From the first line to the last, give the records again exactly and skip the pictures.
BEGIN Given entries
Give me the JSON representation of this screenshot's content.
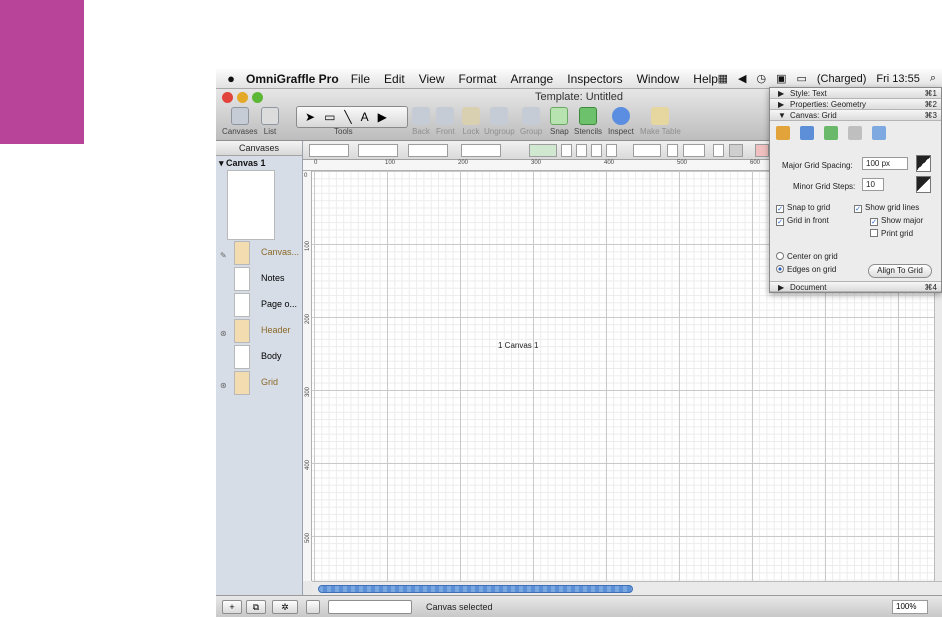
{
  "menubar": {
    "app_name": "OmniGraffle Pro",
    "items": [
      "File",
      "Edit",
      "View",
      "Format",
      "Arrange",
      "Inspectors",
      "Window",
      "Help"
    ],
    "battery": "(Charged)",
    "clock": "Fri 13:55"
  },
  "window": {
    "title": "Template: Untitled"
  },
  "toolbar": {
    "canvases_label": "Canvases",
    "list_label": "List",
    "tools_label": "Tools",
    "buttons": [
      "Back",
      "Front",
      "Lock",
      "Ungroup",
      "Group",
      "Snap",
      "Stencils",
      "Inspect",
      "Make Table"
    ]
  },
  "sidebar": {
    "header": "Canvases",
    "canvas_name": "▾ Canvas 1",
    "layers": [
      "Canvas...",
      "Notes",
      "Page o...",
      "Header",
      "Body",
      "Grid"
    ]
  },
  "ruler": {
    "top": [
      "0",
      "100",
      "200",
      "300",
      "400",
      "500",
      "600"
    ],
    "left": [
      "0",
      "100",
      "200",
      "300",
      "400",
      "500"
    ]
  },
  "canvas": {
    "label": "1 Canvas 1"
  },
  "status": {
    "text": "Canvas selected",
    "zoom": "100%"
  },
  "inspector": {
    "sections": [
      {
        "title": "Style: Text",
        "key": "⌘1"
      },
      {
        "title": "Properties: Geometry",
        "key": "⌘2"
      },
      {
        "title": "Canvas: Grid",
        "key": "⌘3"
      }
    ],
    "major_label": "Major Grid Spacing:",
    "major_value": "100 px",
    "minor_label": "Minor Grid Steps:",
    "minor_value": "10",
    "snap_to_grid": "Snap to grid",
    "show_grid_lines": "Show grid lines",
    "grid_in_front": "Grid in front",
    "show_major": "Show major",
    "print_grid": "Print grid",
    "center_on_grid": "Center on grid",
    "edges_on_grid": "Edges on grid",
    "align_button": "Align To Grid",
    "document_section": {
      "title": "Document",
      "key": "⌘4"
    }
  },
  "colors": {
    "accent": "#b8449a",
    "layer_swatch": "#f3dcb0",
    "selection": "#3f6fb8"
  }
}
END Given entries
▶ Solution for this problem:
Give me the JSON representation of this screenshot's content.
{
  "menubar": {
    "app_name": "OmniGraffle Pro",
    "items": [
      "File",
      "Edit",
      "View",
      "Format",
      "Arrange",
      "Inspectors",
      "Window",
      "Help"
    ],
    "battery": "(Charged)",
    "clock": "Fri 13:55"
  },
  "window": {
    "title": "Template: Untitled"
  },
  "toolbar": {
    "canvases_label": "Canvases",
    "list_label": "List",
    "tools_label": "Tools",
    "buttons": [
      "Back",
      "Front",
      "Lock",
      "Ungroup",
      "Group",
      "Snap",
      "Stencils",
      "Inspect",
      "Make Table"
    ]
  },
  "sidebar": {
    "header": "Canvases",
    "canvas_name": "▾ Canvas 1",
    "layers": [
      "Canvas...",
      "Notes",
      "Page o...",
      "Header",
      "Body",
      "Grid"
    ]
  },
  "ruler": {
    "top": [
      "0",
      "100",
      "200",
      "300",
      "400",
      "500",
      "600"
    ],
    "left": [
      "0",
      "100",
      "200",
      "300",
      "400",
      "500"
    ]
  },
  "canvas": {
    "label": "1 Canvas 1"
  },
  "status": {
    "text": "Canvas selected",
    "zoom": "100%"
  },
  "inspector": {
    "sections": [
      {
        "title": "Style: Text",
        "key": "⌘1"
      },
      {
        "title": "Properties: Geometry",
        "key": "⌘2"
      },
      {
        "title": "Canvas: Grid",
        "key": "⌘3"
      }
    ],
    "major_label": "Major Grid Spacing:",
    "major_value": "100 px",
    "minor_label": "Minor Grid Steps:",
    "minor_value": "10",
    "snap_to_grid": "Snap to grid",
    "show_grid_lines": "Show grid lines",
    "grid_in_front": "Grid in front",
    "show_major": "Show major",
    "print_grid": "Print grid",
    "center_on_grid": "Center on grid",
    "edges_on_grid": "Edges on grid",
    "align_button": "Align To Grid",
    "document_section": {
      "title": "Document",
      "key": "⌘4"
    }
  },
  "colors": {
    "accent": "#b8449a",
    "layer_swatch": "#f3dcb0",
    "selection": "#3f6fb8"
  }
}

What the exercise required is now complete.